“You may need a dozen of these woods. Then you wrap each bunch around the ring until it’s completely green.’
She adds: “There are no rules about what is right or wrong – so have fun with your imagination. For example, add pine cones or oak autumn leaves for more color.’
Practical help can also be found on online videos, such as those offered by RHS magazine and Country Living.
Play your cards right
A handmade card is always valued more than a standard printed card – and costs pennies instead of pounds. When looking for inspiration, Lyndsey Dangerfield believes that handprints are a great place to start because they are quick and easy to make.
The 45-year-old bookkeeper and artist from Benenden in Kent says: ‘Taking the time to make cards with children is not only satisfying, but gets the whole family in the Christmas spirit.
“If you’re looking for inspiration, roll up your sleeves and dip your hands on an ink pad—and stamp them into antler shapes on a card.”
“You can then draw a face and have a beautiful personalized greeting card. The same trick can be used to create penguin or Christmas tree designs.’
Lyndsey and her children Catherine, eight, and Tom, six, also make their own wrapping paper using potato prints and ink stamps to turn plain paper into festive wrapping paper.
Craft shops sell colored stamp pads for £2 and wooden Christmas stamps for £1. A pack of 50 plain cards can cost £3, a roll of paper £1.
Alison Martin-Clark also suggests making sure received cards don’t go to waste by clipping them into Christmas gift tags for the following year.

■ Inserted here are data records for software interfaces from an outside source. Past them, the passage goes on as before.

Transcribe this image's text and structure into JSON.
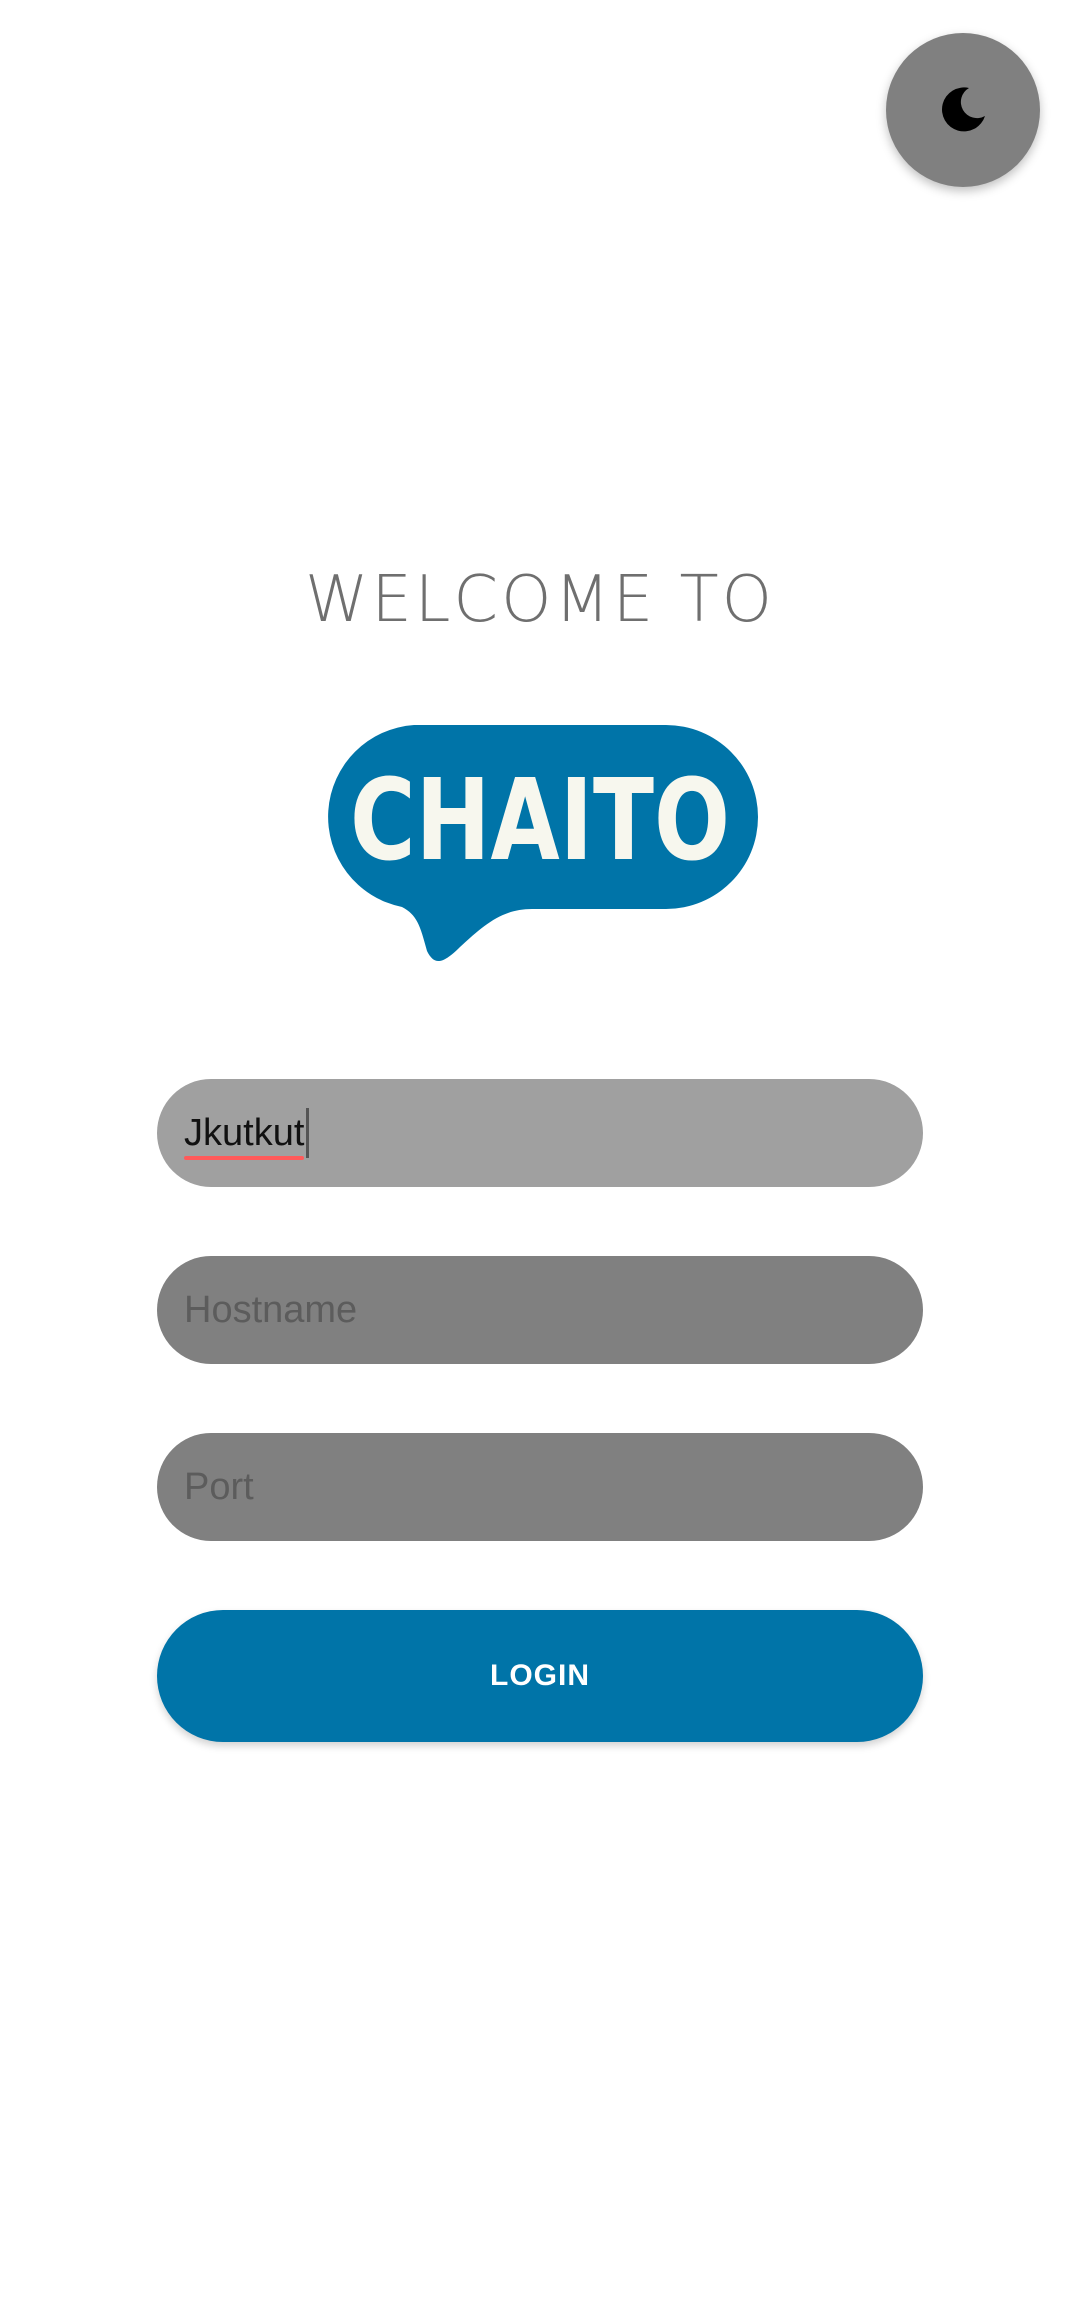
{
  "theme_toggle": {
    "icon": "moon-icon"
  },
  "header": {
    "welcome_text": "WELCOME TO"
  },
  "logo": {
    "text": "CHAITO",
    "bubble_color": "#0074a8",
    "text_color": "#f7f7ee"
  },
  "form": {
    "username": {
      "value": "Jkutkut"
    },
    "hostname": {
      "placeholder": "Hostname"
    },
    "port": {
      "placeholder": "Port"
    },
    "login_label": "LOGIN"
  },
  "colors": {
    "accent": "#0074a8",
    "field_active": "#a0a0a0",
    "field_inactive": "#808080"
  }
}
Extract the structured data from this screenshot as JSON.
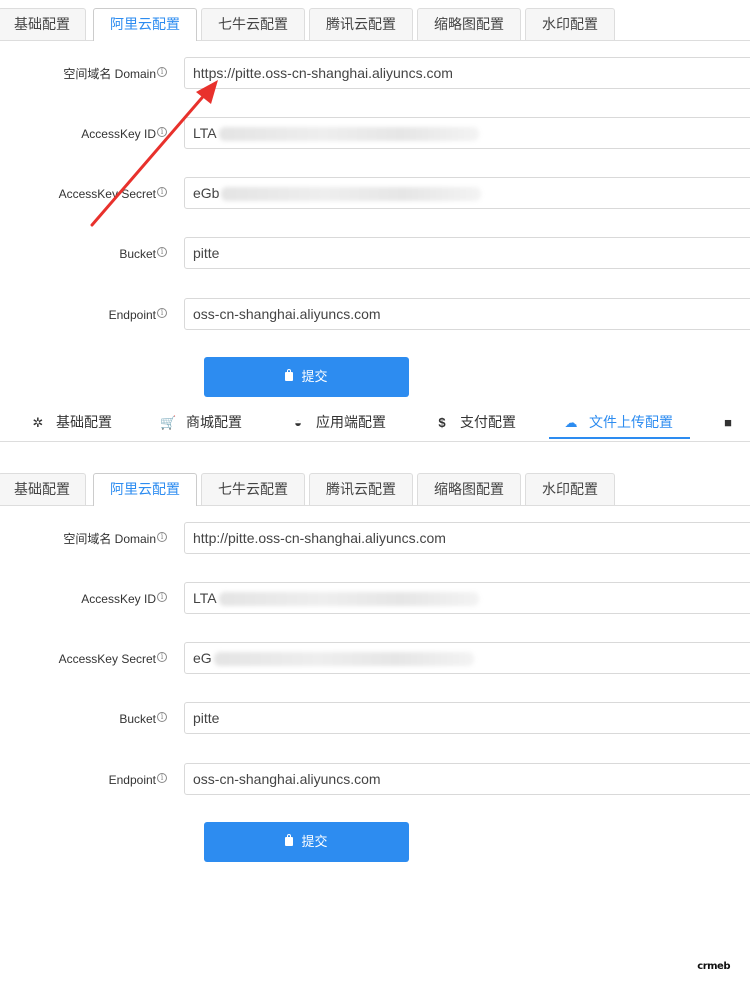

Old toilet rolls make a great base for Christmas crackers – with the cardboard tubes wrapped in festive paper with a few inches of overlap on either side. Then you twist the paper on each end of the toilet roll and hold the narrow necks together with ribbon or string.
A few 2 inch wide strips of thin cardboard should be glued to the inner perimeter of the wrapping paper after these twists – to give guests something to hold onto.
‘Snaps’ in a cracker cost £3 online for a pack of 24. You can make hats using a £1 roll of Christmas paper or festive wrapping, using tape and scissors.
Stuff your own handwritten jokes into the cracker, focusing more on laughter than the usual moaning. Gifts can be personalised.
Ideas include packets of plant seeds, mini race cars, and keychains. For deluxe refills for adults, also consider miniature liquor bottles.
Help with making and filling crackers can be found at websites such as The Cracker Company, Cowling & Wilcox, and Neve’s Bees.